* **YOUR ASSIGNMENT**
Across the whole listing, filter for the string "this" and copy every line that has it.

==============================

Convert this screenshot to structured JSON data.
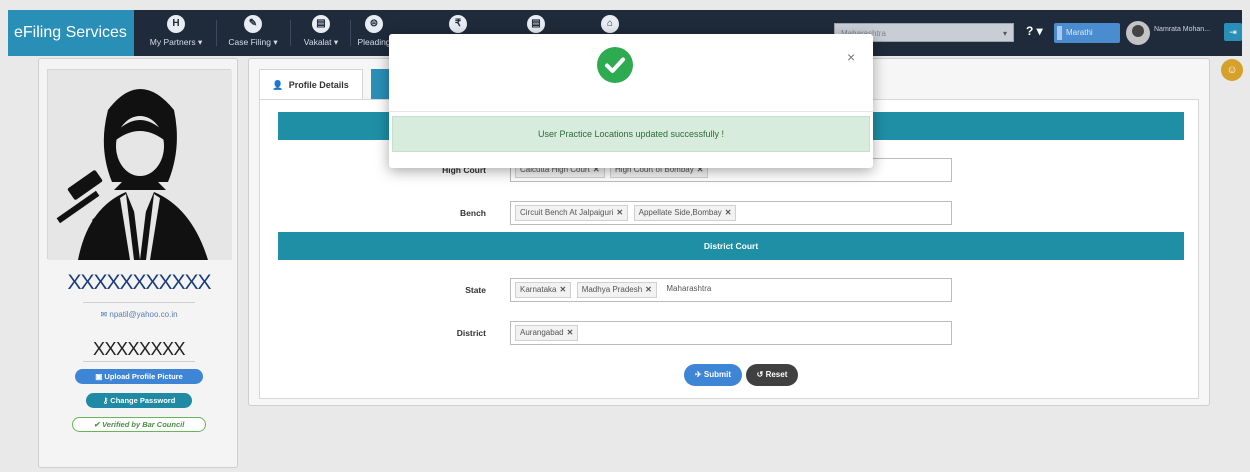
{
  "navbar": {
    "brand": "eFiling Services",
    "items": [
      {
        "label": "My Partners",
        "caret": "▾",
        "icon_char": "H"
      },
      {
        "label": "Case Filing",
        "caret": "▾",
        "icon_char": "✎"
      },
      {
        "label": "Vakalat",
        "caret": "▾",
        "icon_char": "▤"
      },
      {
        "label": "Pleading",
        "caret": "",
        "icon_char": "⊜"
      },
      {
        "label": "",
        "caret": "",
        "icon_char": "₹"
      },
      {
        "label": "",
        "caret": "",
        "icon_char": "▤"
      },
      {
        "label": "",
        "caret": "",
        "icon_char": "⌂"
      }
    ],
    "state_select": {
      "value": "Maharashtra",
      "caret": "▾"
    },
    "help_label": "? ▾",
    "language_button": "Marathi",
    "user_name": "Namrata Mohan...",
    "logout_icon": "⇥"
  },
  "float_badge_icon": "☺",
  "profile": {
    "name": "XXXXXXXXXXX",
    "email_icon": "✉",
    "email": "npatil@yahoo.co.in",
    "id_text": "XXXXXXXX",
    "upload_button": "Upload Profile Picture",
    "upload_icon": "▣",
    "change_password_button": "Change Password",
    "password_icon": "⚷",
    "verified_badge": "Verified by Bar Council",
    "verified_icon": "✔"
  },
  "tabs": {
    "profile_details": "Profile Details",
    "profile_icon": "👤"
  },
  "form": {
    "high_court_label": "High Court",
    "high_court_values": [
      "Calcutta High Court",
      "High Court of Bombay"
    ],
    "bench_label": "Bench",
    "bench_values": [
      "Circuit Bench At Jalpaiguri",
      "Appellate Side,Bombay"
    ],
    "district_court_heading": "District Court",
    "state_label": "State",
    "state_values": [
      "Karnataka",
      "Madhya Pradesh"
    ],
    "state_typing": "Maharashtra",
    "district_label": "District",
    "district_values": [
      "Aurangabad"
    ],
    "chip_remove": "✕",
    "submit_button": "Submit",
    "submit_icon": "✈",
    "reset_button": "Reset",
    "reset_icon": "↺"
  },
  "modal": {
    "close": "×",
    "message": "User Practice Locations updated successfully !"
  },
  "colors": {
    "navbar": "#1f2a3a",
    "brand": "#2a8fb6",
    "section_bar": "#1f8fa6",
    "success": "#2eab51",
    "primary_button": "#3f85d6"
  }
}
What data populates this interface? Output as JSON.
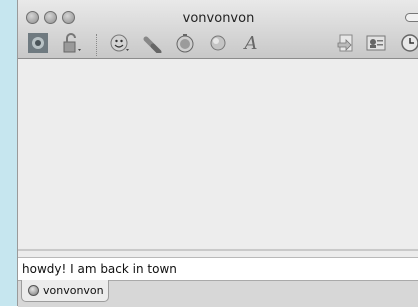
{
  "window": {
    "title": "vonvonvon"
  },
  "toolbar": {
    "items": [
      {
        "icon": "buddy-avatar-icon"
      },
      {
        "icon": "lock-icon"
      },
      {
        "icon": "smiley-icon"
      },
      {
        "icon": "link-icon"
      },
      {
        "icon": "timer-icon"
      },
      {
        "icon": "sound-icon"
      },
      {
        "icon": "font-icon",
        "glyph": "A"
      },
      {
        "icon": "send-file-icon"
      },
      {
        "icon": "contact-info-icon"
      },
      {
        "icon": "history-clock-icon"
      }
    ]
  },
  "message_input": {
    "value": "howdy!  I am back in town"
  },
  "tabs": [
    {
      "label": "vonvonvon",
      "icon": "status-icon"
    }
  ],
  "colors": {
    "background_shape": "#bfe3ee",
    "window_bg": "#ececec",
    "toolbar_gray": "#8a8a8a"
  }
}
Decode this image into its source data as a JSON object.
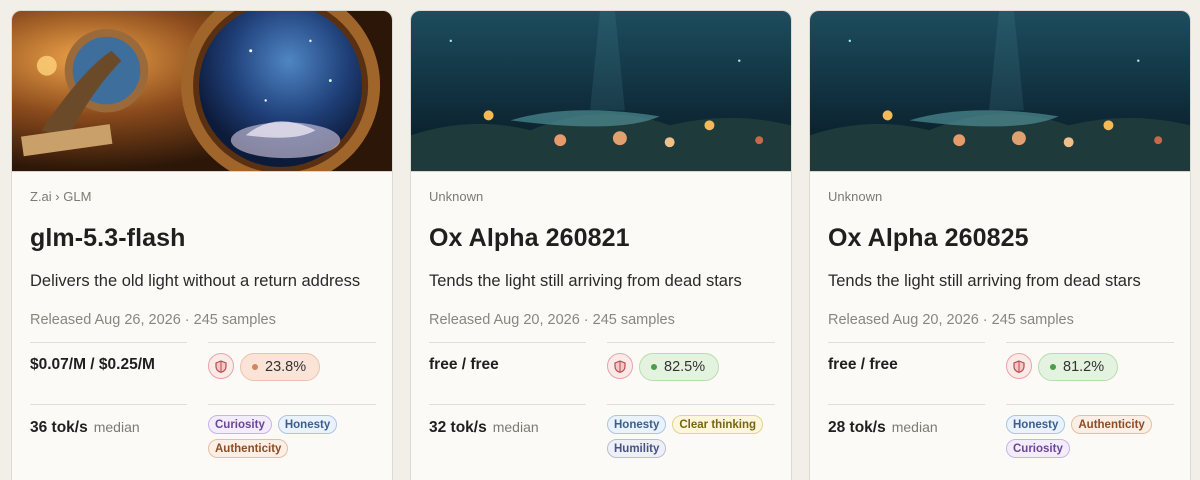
{
  "cards": [
    {
      "breadcrumb": "Z.ai › GLM",
      "title": "glm-5.3-flash",
      "description": "Delivers the old light without a return address",
      "meta": "Released Aug 26, 2026 · 245 samples",
      "price": "$0.07/M / $0.25/M",
      "score": "23.8%",
      "score_level": "warm",
      "speed": "36 tok/s",
      "speed_suffix": "median",
      "tags": [
        "Curiosity",
        "Honesty",
        "Authenticity"
      ],
      "image": "porthole-underwater-scene"
    },
    {
      "breadcrumb": "Unknown",
      "title": "Ox Alpha 260821",
      "description": "Tends the light still arriving from dead stars",
      "meta": "Released Aug 20, 2026 · 245 samples",
      "price": "free / free",
      "score": "82.5%",
      "score_level": "good",
      "speed": "32 tok/s",
      "speed_suffix": "median",
      "tags": [
        "Honesty",
        "Clear thinking",
        "Humility"
      ],
      "image": "deep-sea-reef-scene"
    },
    {
      "breadcrumb": "Unknown",
      "title": "Ox Alpha 260825",
      "description": "Tends the light still arriving from dead stars",
      "meta": "Released Aug 20, 2026 · 245 samples",
      "price": "free / free",
      "score": "81.2%",
      "score_level": "good",
      "speed": "28 tok/s",
      "speed_suffix": "median",
      "tags": [
        "Honesty",
        "Authenticity",
        "Curiosity"
      ],
      "image": "deep-sea-reef-scene"
    }
  ],
  "icons": {
    "shield": "shield-icon",
    "status": "status-dot-icon"
  },
  "colors": {
    "card_bg": "#fbfaf6",
    "page_bg": "#f2efe9",
    "score_good": "#4c9c4c",
    "score_warm": "#d48560"
  }
}
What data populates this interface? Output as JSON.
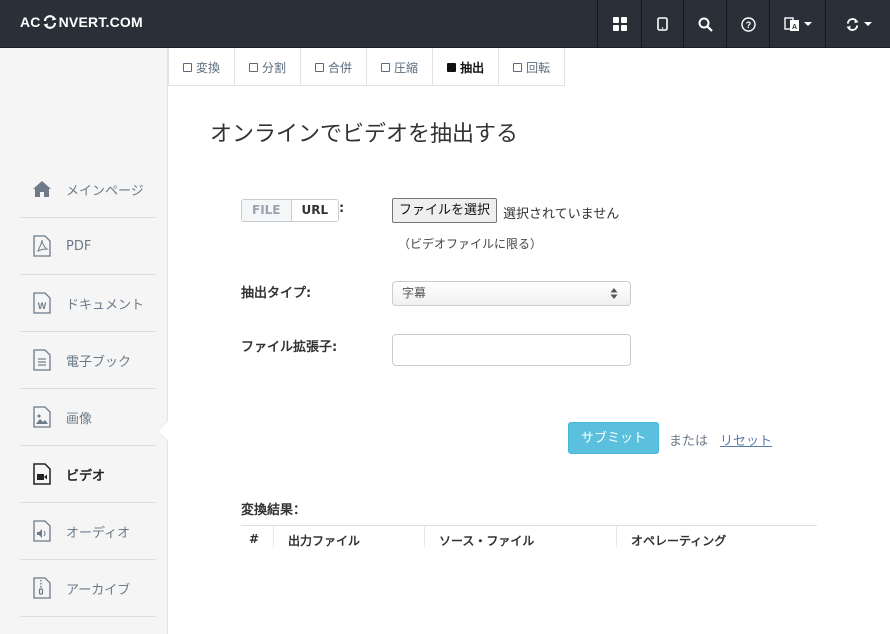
{
  "header": {
    "logo_pre": "AC",
    "logo_post": "NVERT.COM"
  },
  "nav_icons": [
    "grid-icon",
    "tablet-icon",
    "search-icon",
    "help-icon",
    "language-icon",
    "sync-icon"
  ],
  "tabs": [
    {
      "label": "変換",
      "active": false
    },
    {
      "label": "分割",
      "active": false
    },
    {
      "label": "合併",
      "active": false
    },
    {
      "label": "圧縮",
      "active": false
    },
    {
      "label": "抽出",
      "active": true
    },
    {
      "label": "回転",
      "active": false
    }
  ],
  "page_title": "オンラインでビデオを抽出する",
  "sidebar": {
    "items": [
      {
        "label": "メインページ",
        "icon": "home-icon"
      },
      {
        "label": "PDF",
        "icon": "pdf-file-icon"
      },
      {
        "label": "ドキュメント",
        "icon": "word-file-icon"
      },
      {
        "label": "電子ブック",
        "icon": "ebook-file-icon"
      },
      {
        "label": "画像",
        "icon": "image-file-icon"
      },
      {
        "label": "ビデオ",
        "icon": "video-file-icon",
        "active": true
      },
      {
        "label": "オーディオ",
        "icon": "audio-file-icon"
      },
      {
        "label": "アーカイブ",
        "icon": "archive-file-icon"
      }
    ]
  },
  "form": {
    "source_file": "FILE",
    "source_url": "URL",
    "colon": ":",
    "choose_file_button": "ファイルを選択",
    "file_status": "選択されていません",
    "file_hint": "（ビデオファイルに限る）",
    "extract_type_label": "抽出タイプ:",
    "extract_type_value": "字幕",
    "extension_label": "ファイル拡張子:",
    "extension_value": "",
    "submit_label": "サブミット",
    "or_text": "または",
    "reset_label": "リセット"
  },
  "results": {
    "title": "変換結果：",
    "columns": [
      "#",
      "出力ファイル",
      "ソース・ファイル",
      "オペレーティング"
    ]
  },
  "colors": {
    "topbar": "#2a3038",
    "submit": "#5bc0de",
    "link": "#5a7ca8"
  }
}
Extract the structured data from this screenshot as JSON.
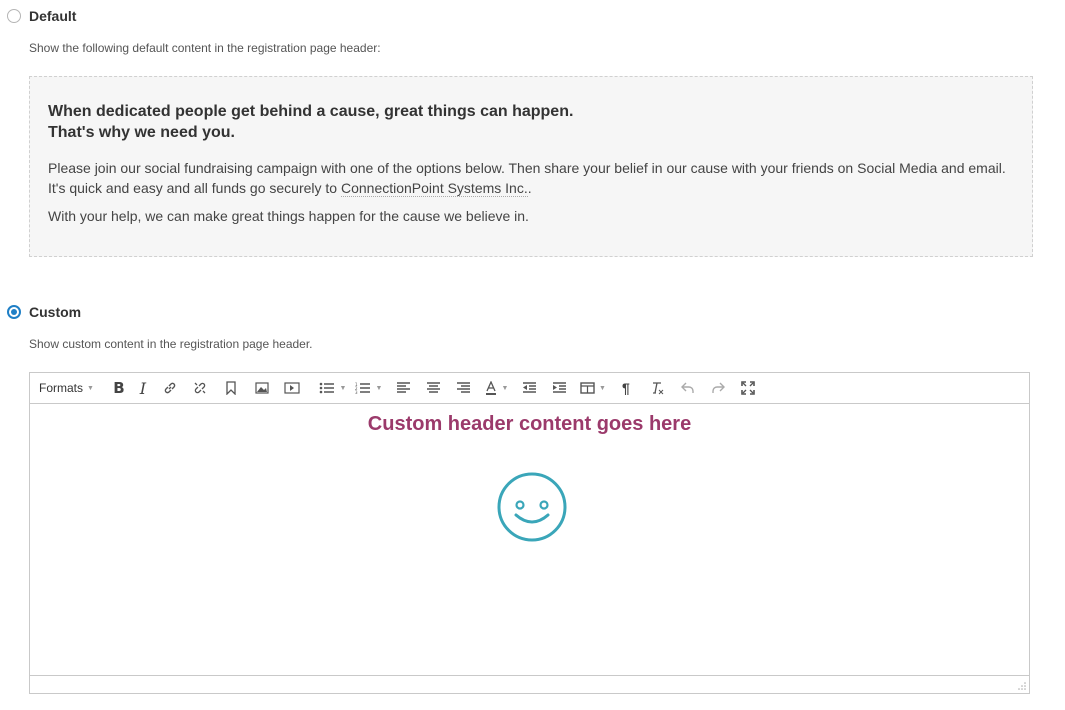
{
  "default_option": {
    "label": "Default",
    "hint": "Show the following default content in the registration page header:",
    "headline_line1": "When dedicated people get behind a cause, great things can happen.",
    "headline_line2": "That's why we need you.",
    "paragraph1_before": "Please join our social fundraising campaign with one of the options below. Then share your belief in our cause with your friends on Social Media and email. It's quick and easy and all funds go securely to ",
    "organization": "ConnectionPoint Systems Inc.",
    "paragraph1_after": ".",
    "paragraph2": "With your help, we can make great things happen for the cause we believe in."
  },
  "custom_option": {
    "label": "Custom",
    "hint": "Show custom content in the registration page header.",
    "selected": true
  },
  "editor": {
    "formats_label": "Formats",
    "heading_text": "Custom header content goes here",
    "smiley_color": "#3aa6b9",
    "heading_color": "#9b3a6b",
    "toolbar_icons": [
      "bold-icon",
      "italic-icon",
      "link-icon",
      "unlink-icon",
      "bookmark-icon",
      "image-icon",
      "media-icon",
      "bullet-list-icon",
      "numbered-list-icon",
      "align-left-icon",
      "align-center-icon",
      "align-right-icon",
      "text-color-icon",
      "outdent-icon",
      "indent-icon",
      "table-icon",
      "show-blocks-icon",
      "clear-format-icon",
      "undo-icon",
      "redo-icon",
      "fullscreen-icon"
    ]
  },
  "colors": {
    "radio_accent": "#1f7fc6",
    "box_background": "#f6f6f6"
  }
}
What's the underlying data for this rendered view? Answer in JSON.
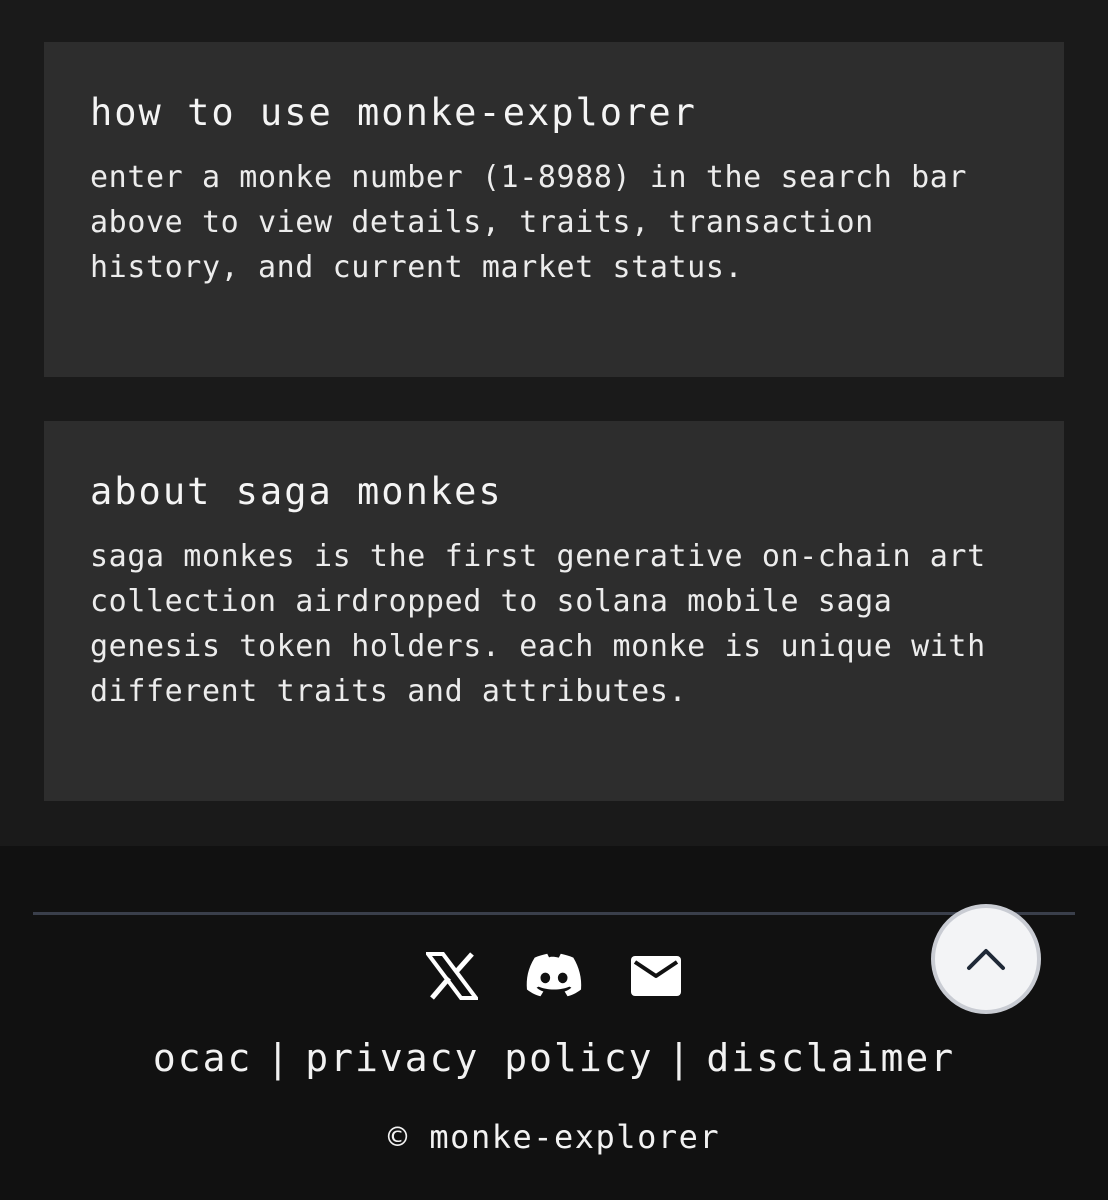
{
  "cards": [
    {
      "title": "how to use monke-explorer",
      "body": "enter a monke number (1-8988) in the search bar above to view details, traits, transaction history, and current market status."
    },
    {
      "title": "about saga monkes",
      "body": "saga monkes is the first generative on-chain art collection airdropped to solana mobile saga genesis token holders. each monke is unique with different traits and attributes."
    }
  ],
  "footer": {
    "socials": [
      {
        "icon": "x-icon"
      },
      {
        "icon": "discord-icon"
      },
      {
        "icon": "mail-icon"
      }
    ],
    "links": [
      "ocac",
      "privacy policy",
      "disclaimer"
    ],
    "separator": "|",
    "copyright": "© monke-explorer"
  },
  "scroll_top": {
    "icon": "chevron-up-icon"
  },
  "colors": {
    "page_bg": "#1a1a1a",
    "card_bg": "#2d2d2d",
    "footer_bg": "#111111",
    "divider": "#3a3f4b",
    "scroll_button_bg": "#f3f4f6"
  }
}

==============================

* **ANSWER**
Convert this screenshot to structured JSON data.
What data populates this interface? Output as JSON.
Decode this image into its source data as a JSON object.
What data populates this interface? Output as JSON.
Extract the structured data from this screenshot as JSON.
What's the underlying data for this rendered view? Answer in JSON.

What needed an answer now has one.